Poker is a game of cards in which players bet against each other and try to make the best five-card hand. There are many different variations of the game, but they all share the same core rules. The aim is to win the pot by convincing other players that you have a strong hand, even if you don’t. The game can be a great way to pass the time or to make new friends, and it can also be very exciting.

To play poker, players must first place a mandatory bet known as the blinds into the pot. Then, the player to their left acts, followed by all other players who choose to call, check or fold. When a player calls, they are matching the last bet or raise made. Once everyone has acted, the flop is dealt face up in the center of the table and another round of betting takes place.

After the flop, an additional card is dealt, known as the turn. Then, another card is dealt, known as the river. Finally, the final betting phase begins. This is when the players reveal their hands and, if they have a winning hand, win the pot.

One of the biggest mistakes that beginners make is being too passive with their draws. This can be costly because it allows their opponent to easily beat them by making a straight or flush by the river. The solution is to start betting more aggressively with your draws, so your opponent has to either call your bet or think you’re bluffing and fold.

Another important poker rule is to never put any more money into the pot than you are comfortable losing. This is important because you can lose more than your bankroll in a single hand if you’re not careful. It’s also a good idea to track your wins and losses, so you can see how much you are winning or losing.

Keeping a clear mind while playing poker is also very important. To stay focused, you should not drink too much or eat food before playing. It’s also important to avoid distracting other players with conversations or movements. This will help you concentrate on your cards and the strategy of the game.

It’s also important to be aware of the unwritten poker etiquette. For example, it’s not acceptable to talk with other players while they are betting, or to obstruct the other players’ view of their cards. You should also avoid talking about your hand or revealing how you played it before the end of a round.

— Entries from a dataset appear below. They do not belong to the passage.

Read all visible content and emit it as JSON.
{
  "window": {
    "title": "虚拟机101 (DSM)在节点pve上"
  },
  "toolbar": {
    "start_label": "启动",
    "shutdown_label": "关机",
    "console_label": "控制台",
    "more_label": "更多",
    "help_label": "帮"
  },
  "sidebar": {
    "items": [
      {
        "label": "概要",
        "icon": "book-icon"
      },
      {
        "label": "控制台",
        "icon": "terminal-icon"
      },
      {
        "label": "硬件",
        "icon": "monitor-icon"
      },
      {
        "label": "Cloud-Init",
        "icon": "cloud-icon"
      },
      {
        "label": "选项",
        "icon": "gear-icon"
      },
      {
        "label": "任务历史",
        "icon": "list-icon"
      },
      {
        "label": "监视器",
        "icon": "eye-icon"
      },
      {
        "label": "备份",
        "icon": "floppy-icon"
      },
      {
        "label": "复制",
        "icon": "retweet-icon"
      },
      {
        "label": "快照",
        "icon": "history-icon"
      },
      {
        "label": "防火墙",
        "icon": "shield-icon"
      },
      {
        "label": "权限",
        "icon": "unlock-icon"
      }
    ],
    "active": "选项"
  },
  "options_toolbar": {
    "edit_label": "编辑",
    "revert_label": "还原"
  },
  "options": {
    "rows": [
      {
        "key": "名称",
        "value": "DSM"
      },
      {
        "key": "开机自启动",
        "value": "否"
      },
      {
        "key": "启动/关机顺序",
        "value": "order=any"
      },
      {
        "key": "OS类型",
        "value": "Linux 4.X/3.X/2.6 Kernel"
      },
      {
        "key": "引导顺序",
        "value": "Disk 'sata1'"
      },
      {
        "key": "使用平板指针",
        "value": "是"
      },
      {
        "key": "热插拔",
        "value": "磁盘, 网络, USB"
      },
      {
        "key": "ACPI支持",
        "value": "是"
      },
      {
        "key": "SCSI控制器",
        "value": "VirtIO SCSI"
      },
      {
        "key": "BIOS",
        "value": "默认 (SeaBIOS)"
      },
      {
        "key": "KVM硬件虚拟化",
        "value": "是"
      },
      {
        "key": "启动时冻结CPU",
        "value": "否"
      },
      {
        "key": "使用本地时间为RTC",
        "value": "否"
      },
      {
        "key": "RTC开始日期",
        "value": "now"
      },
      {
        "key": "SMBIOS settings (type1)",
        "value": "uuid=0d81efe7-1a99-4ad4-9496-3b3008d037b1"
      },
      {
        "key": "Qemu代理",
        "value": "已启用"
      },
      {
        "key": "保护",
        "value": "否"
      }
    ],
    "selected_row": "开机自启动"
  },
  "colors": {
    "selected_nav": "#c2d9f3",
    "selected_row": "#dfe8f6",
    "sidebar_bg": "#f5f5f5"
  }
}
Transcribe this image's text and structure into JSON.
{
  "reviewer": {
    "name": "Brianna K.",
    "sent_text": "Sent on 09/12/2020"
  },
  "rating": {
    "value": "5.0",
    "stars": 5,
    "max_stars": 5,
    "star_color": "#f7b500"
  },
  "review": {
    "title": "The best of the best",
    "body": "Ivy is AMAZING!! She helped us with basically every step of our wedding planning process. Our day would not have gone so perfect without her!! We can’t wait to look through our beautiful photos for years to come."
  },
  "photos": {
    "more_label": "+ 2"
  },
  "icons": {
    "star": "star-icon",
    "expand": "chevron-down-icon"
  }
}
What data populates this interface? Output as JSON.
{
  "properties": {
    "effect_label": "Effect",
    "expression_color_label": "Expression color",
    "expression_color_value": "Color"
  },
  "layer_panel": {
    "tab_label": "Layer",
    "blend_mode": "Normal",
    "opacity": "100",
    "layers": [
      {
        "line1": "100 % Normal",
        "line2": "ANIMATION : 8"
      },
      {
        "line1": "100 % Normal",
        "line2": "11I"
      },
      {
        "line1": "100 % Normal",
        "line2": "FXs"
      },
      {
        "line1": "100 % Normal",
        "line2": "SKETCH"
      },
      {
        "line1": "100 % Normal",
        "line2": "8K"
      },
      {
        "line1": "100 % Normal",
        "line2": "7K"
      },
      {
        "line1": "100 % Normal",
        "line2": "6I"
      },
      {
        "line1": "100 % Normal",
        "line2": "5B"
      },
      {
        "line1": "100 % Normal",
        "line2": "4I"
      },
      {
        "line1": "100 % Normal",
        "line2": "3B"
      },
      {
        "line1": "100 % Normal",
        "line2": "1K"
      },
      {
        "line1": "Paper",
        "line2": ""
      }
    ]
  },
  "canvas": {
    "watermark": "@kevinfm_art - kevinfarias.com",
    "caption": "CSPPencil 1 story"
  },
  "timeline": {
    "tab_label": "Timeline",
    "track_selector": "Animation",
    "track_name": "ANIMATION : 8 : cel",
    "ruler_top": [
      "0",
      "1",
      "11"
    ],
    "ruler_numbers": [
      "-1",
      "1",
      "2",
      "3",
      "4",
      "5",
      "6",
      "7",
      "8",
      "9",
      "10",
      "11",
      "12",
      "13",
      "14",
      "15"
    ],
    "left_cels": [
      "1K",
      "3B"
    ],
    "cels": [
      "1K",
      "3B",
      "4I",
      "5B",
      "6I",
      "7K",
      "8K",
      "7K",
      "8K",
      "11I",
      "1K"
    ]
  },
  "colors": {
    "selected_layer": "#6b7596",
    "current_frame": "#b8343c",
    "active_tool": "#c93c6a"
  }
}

Lastly, you should always gamble with money that you are willing to lose. This will prevent you from getting into trouble with the house and ensure that you have fun while gambling. Also, you should never lose more than you can afford to lose, as this is a dangerous habit to get into. If you’re not sure how much to gamble, try starting small and gradually increasing your bets as you gain experience.